We are still waiting on a decision by Interior on the changes to the Freedom of Information Act (FOIA) that has massive ramifications to the ability of media, and orgs like ours, to gain critical information by an administration that prioritizes secrecy.
Sage grouse habitat is still not protected and changes in the laws that further the ability of drillers to create more damage moves fast.
Our work went into these areas. Our experience on public lands is that the cowboy is most often a frontman for much bigger things. We are expanding our engagement on the oil and gas front.
After reading this abbreviated piece you can see how wild horses are actually an integral part of all that is happening, yet left out of todays breaking headlines.
Much of this has to do with a decades old practice of placing wild horses only into an “animal welfare” subset; the roundup and the word slaughter. Many orgs that advocate for those important issues are multi species like dogs and cats, or have Directors from a multi domestic animal background. These are not public lands management orgs that address wild horses with range teams armed with habitat trend data. (WHE is the only org in history to take inhumane treatment of wild horses into a courtroom. We do not disagree that the welfare of wild horses is primary and that should be obvious. However, wild horses are, at the core, an inclusive public lands management item.)
note: WHE is not an org heavy with those involved in multi-species domestic animal issues. Our backgrounds include journalism, a former DOI employee, retired book-keeper, a certified CA fire-fighter, etc. We approach wild horses from a “wild” perspective.
This creates a “conversation” that has media, Congress and the public at large, often at a loss to see the connections to things like National Monuments (the intention of existing law is very similar as well, not just the individuals whose agenda is aimed at their destruction).
It also gives rise to advocacy being a target of efforts to discredit our information and grievances.

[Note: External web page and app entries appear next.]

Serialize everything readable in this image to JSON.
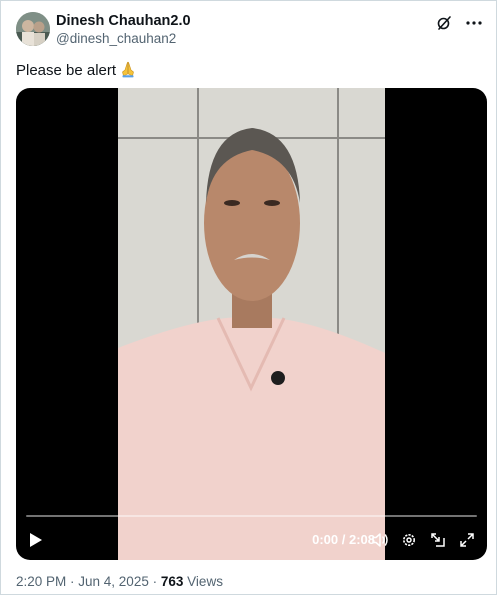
{
  "author": {
    "display_name": "Dinesh Chauhan2.0",
    "handle": "@dinesh_chauhan2"
  },
  "header_icons": [
    "grok-icon",
    "more-icon"
  ],
  "tweet": {
    "text": "Please be alert",
    "emoji": "folded-hands"
  },
  "video": {
    "time_display": "0:00 / 2:08",
    "progress": 0.0,
    "controls": [
      "play-icon",
      "volume-icon",
      "settings-icon",
      "pip-icon",
      "fullscreen-icon"
    ]
  },
  "meta": {
    "timestamp": "2:20 PM · Jun 4, 2025",
    "separator": "·",
    "views_count": "763",
    "views_label": "Views"
  },
  "colors": {
    "accent": "#1d9bf0",
    "text_primary": "#0f1419",
    "text_secondary": "#536471",
    "border": "#cfd9de"
  }
}
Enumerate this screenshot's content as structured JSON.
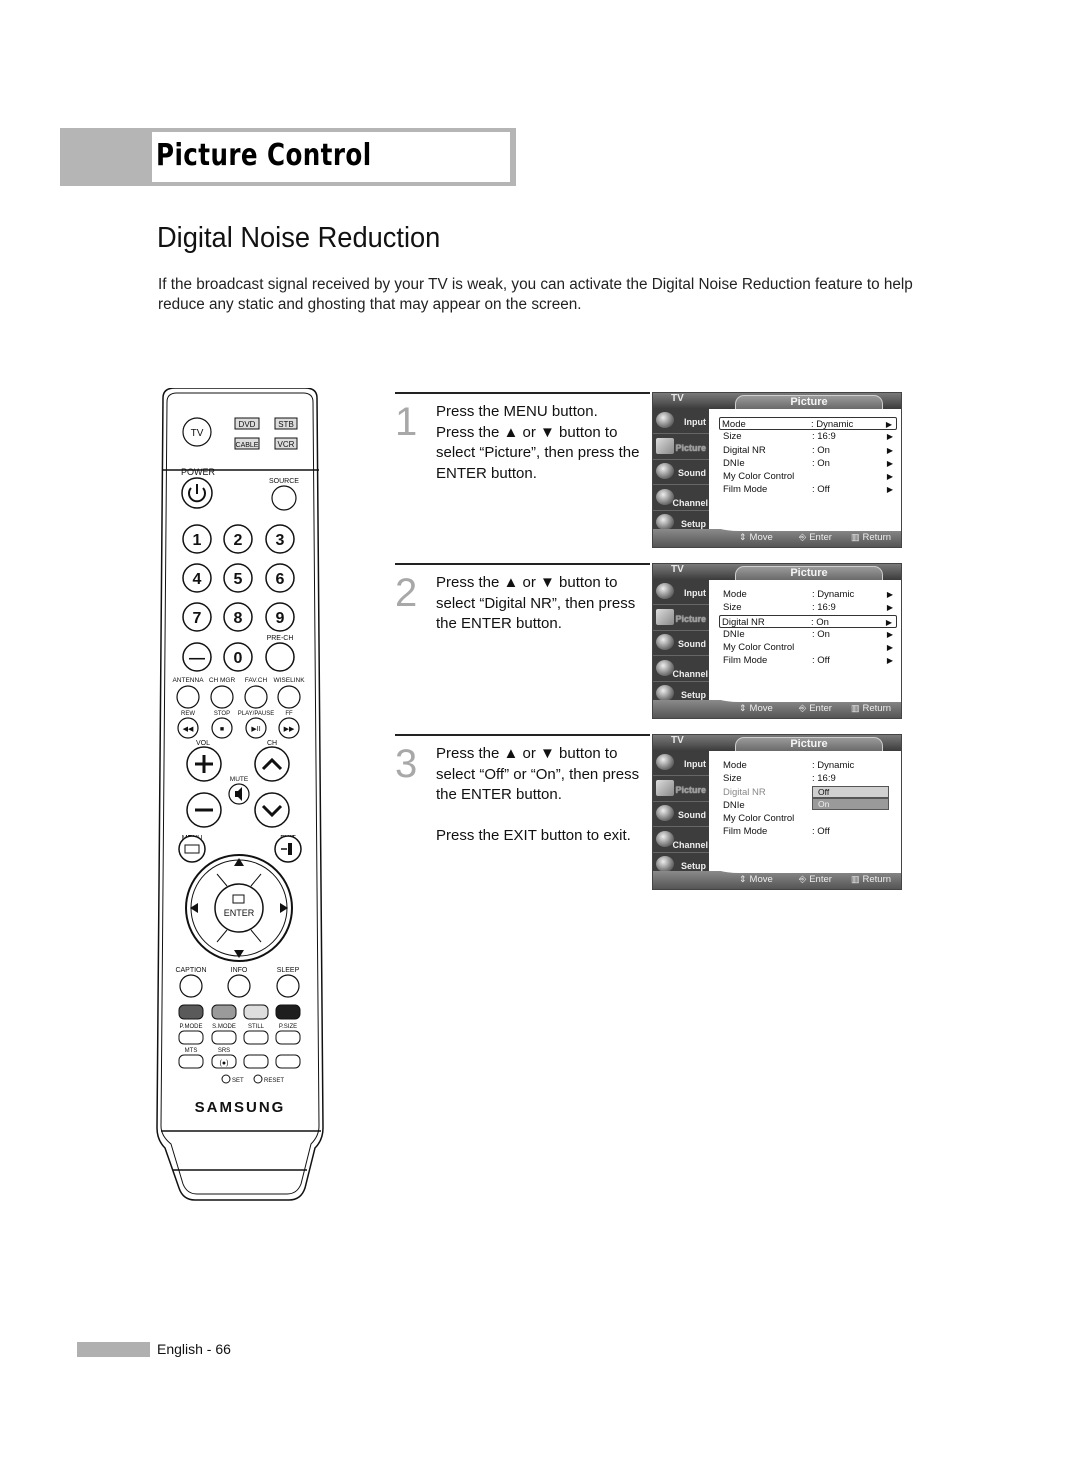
{
  "header": {
    "title": "Picture Control"
  },
  "section": {
    "title": "Digital Noise Reduction",
    "intro": "If the broadcast signal received by your TV is weak, you can activate the Digital Noise Reduction feature to help reduce any static and ghosting that may appear on the screen."
  },
  "remote": {
    "mode_buttons": [
      "TV",
      "DVD",
      "STB",
      "CABLE",
      "VCR"
    ],
    "power_label": "POWER",
    "source_label": "SOURCE",
    "number_buttons": [
      "1",
      "2",
      "3",
      "4",
      "5",
      "6",
      "7",
      "8",
      "9",
      "—",
      "0",
      ""
    ],
    "prech_label": "PRE-CH",
    "function_labels": [
      "ANTENNA",
      "CH MGR",
      "FAV.CH",
      "WISELINK"
    ],
    "transport_labels": [
      "REW",
      "STOP",
      "PLAY/PAUSE",
      "FF"
    ],
    "vol_label": "VOL",
    "ch_label": "CH",
    "mute_label": "MUTE",
    "menu_label": "MENU",
    "exit_label": "EXIT",
    "enter_label": "ENTER",
    "lower_labels": [
      "CAPTION",
      "INFO",
      "SLEEP"
    ],
    "color_labels": [
      "P.MODE",
      "S.MODE",
      "STILL",
      "P.SIZE"
    ],
    "color_button_fills": [
      "#5a5a5a",
      "#9a9a9a",
      "#dedede",
      "#1e1e1e"
    ],
    "row2_labels": [
      "MTS",
      "SRS"
    ],
    "srs_symbol": "(●)",
    "set_label": "SET",
    "reset_label": "RESET",
    "brand": "SAMSUNG"
  },
  "steps": [
    {
      "number": "1",
      "lines": [
        "Press the MENU button.",
        "Press the ▲ or ▼ button to select “Picture”, then press the ENTER button."
      ]
    },
    {
      "number": "2",
      "lines": [
        "Press the ▲ or ▼ button to select “Digital NR”, then press the ENTER button."
      ]
    },
    {
      "number": "3",
      "lines": [
        "Press the ▲ or ▼ button to select “Off” or “On”, then press the ENTER button.",
        "Press the EXIT button to exit."
      ]
    }
  ],
  "osd": {
    "source_label": "TV",
    "menu_title": "Picture",
    "sidebar": [
      "Input",
      "Picture",
      "Sound",
      "Channel",
      "Setup"
    ],
    "items": [
      {
        "key": "Mode",
        "value": ": Dynamic"
      },
      {
        "key": "Size",
        "value": ": 16:9"
      },
      {
        "key": "Digital NR",
        "value": ": On"
      },
      {
        "key": "DNIe",
        "value": ": On"
      },
      {
        "key": "My Color Control",
        "value": ""
      },
      {
        "key": "Film Mode",
        "value": ": Off"
      }
    ],
    "dropdown_options": [
      "Off",
      "On"
    ],
    "help": {
      "move": "Move",
      "enter": "Enter",
      "return": "Return"
    }
  },
  "footer": {
    "page_label": "English - 66"
  }
}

If you need proof just visit websites like Protect the Harvests and see how we are portrayed. It makes creation of events like the “Summit of the Wild Horse” much easier, with no pushback from Congress.

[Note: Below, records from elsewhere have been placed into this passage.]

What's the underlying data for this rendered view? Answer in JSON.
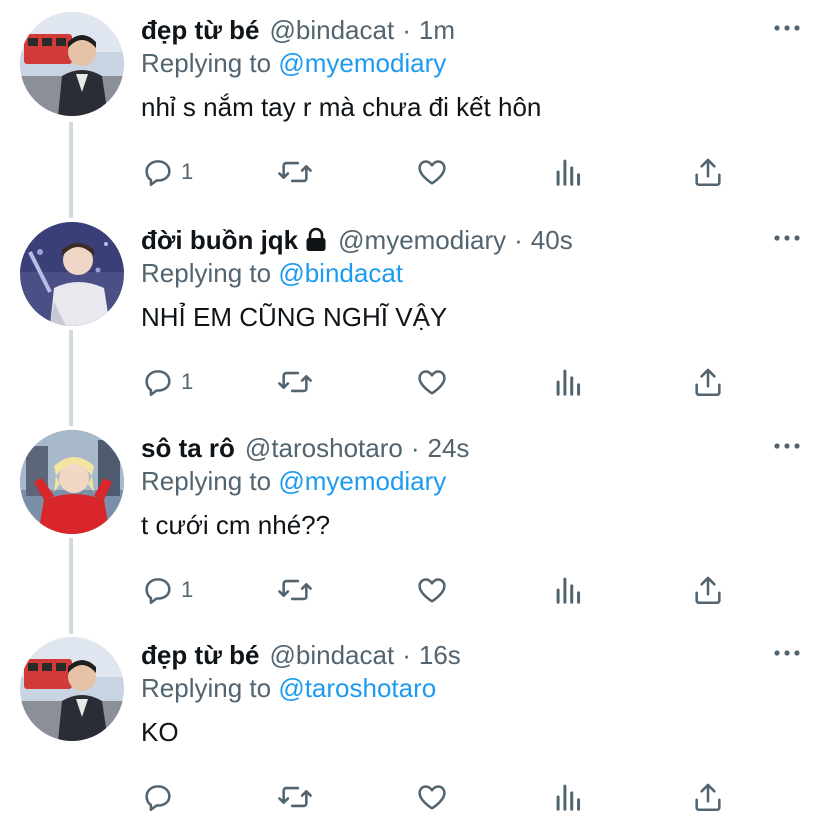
{
  "tweets": [
    {
      "name": "đẹp từ bé",
      "handle": "@bindacat",
      "dot": "·",
      "time": "1m",
      "replying_prefix": "Replying to",
      "replying_to": "@myemodiary",
      "text": "nhỉ s nắm tay r mà chưa đi kết hôn",
      "reply_count": "1",
      "avatar": "avatar-bindacat",
      "locked": false
    },
    {
      "name": "đời buồn jqk",
      "handle": "@myemodiary",
      "dot": "·",
      "time": "40s",
      "replying_prefix": "Replying to",
      "replying_to": "@bindacat",
      "text": "NHỈ EM CŨNG NGHĨ VẬY",
      "reply_count": "1",
      "avatar": "avatar-myemodiary",
      "locked": true
    },
    {
      "name": "sô ta rô",
      "handle": "@taroshotaro",
      "dot": "·",
      "time": "24s",
      "replying_prefix": "Replying to",
      "replying_to": "@myemodiary",
      "text": "t cưới cm nhé??",
      "reply_count": "1",
      "avatar": "avatar-taroshotaro",
      "locked": false
    },
    {
      "name": "đẹp từ bé",
      "handle": "@bindacat",
      "dot": "·",
      "time": "16s",
      "replying_prefix": "Replying to",
      "replying_to": "@taroshotaro",
      "text": "KO",
      "reply_count": "",
      "avatar": "avatar-bindacat",
      "locked": false
    }
  ],
  "icons": {
    "reply": "reply-icon",
    "retweet": "retweet-icon",
    "like": "heart-icon",
    "analytics": "analytics-icon",
    "share": "share-icon",
    "more": "more-icon",
    "lock": "lock-icon"
  },
  "colors": {
    "text": "#0f1419",
    "secondary": "#536471",
    "link": "#1d9bf0",
    "thread_line": "#cfd9de"
  }
}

You must begin to see these political cloak and dagger games as dangerous as a kill-buyer. Because these are the things that set up the wild horses you love getting stabbed to death in Mexico. This is the root of why your wild horses are always in trouble. We need to rip the weed out by the root.
As your Representatives are involved in various committees, legislation, investigations remember to point out the similarities when you make your calls. Remember to specifically ask for a serious investigation, just like they are doing for National Monuments (we will write more about the “new” report being written by BLM and what it will contain to prepare you soon. We thank all of you that pushed Congress to reject the old report).
When you see news stories on these investigations, National Monuments, oil and gas, and make your comments? write the reporters and ask nicely that they look at wild horses and point out the similarities.
Only by raising true public awareness to our wild horses as a part of public land management do we have a chance of preserving the wild horse, and the habitat he needs to survive, for future generations.
A roundup begins long before a chopper flies. We need your help to build a strong frontline.
Today, we are doing all we can. Part of that is informing you of how all of this is set to reap destruction on wild horses. Even if we expose the machiavellian reality of National Monuments will we ever come close to “cleaning the swamp” our wild horses and burros are sucked into? Can we if we fail to recognize wild horses are public lands management?
Our ground data is the key to our successful litigation, engagement in process and the basis we can stand on. Ground data gives us unadulterated fact. In many areas we have more site specific documentation than the BLM. This is the frame WHE stand on as we fight back against these massive entities.
Wild horses are the only animal in our nation legally defined by the land it stands, not what it is biologically. Why is it so hard to to include them in the real conversation of land management?
More soon. Onward.
Categories: Wild Horse Education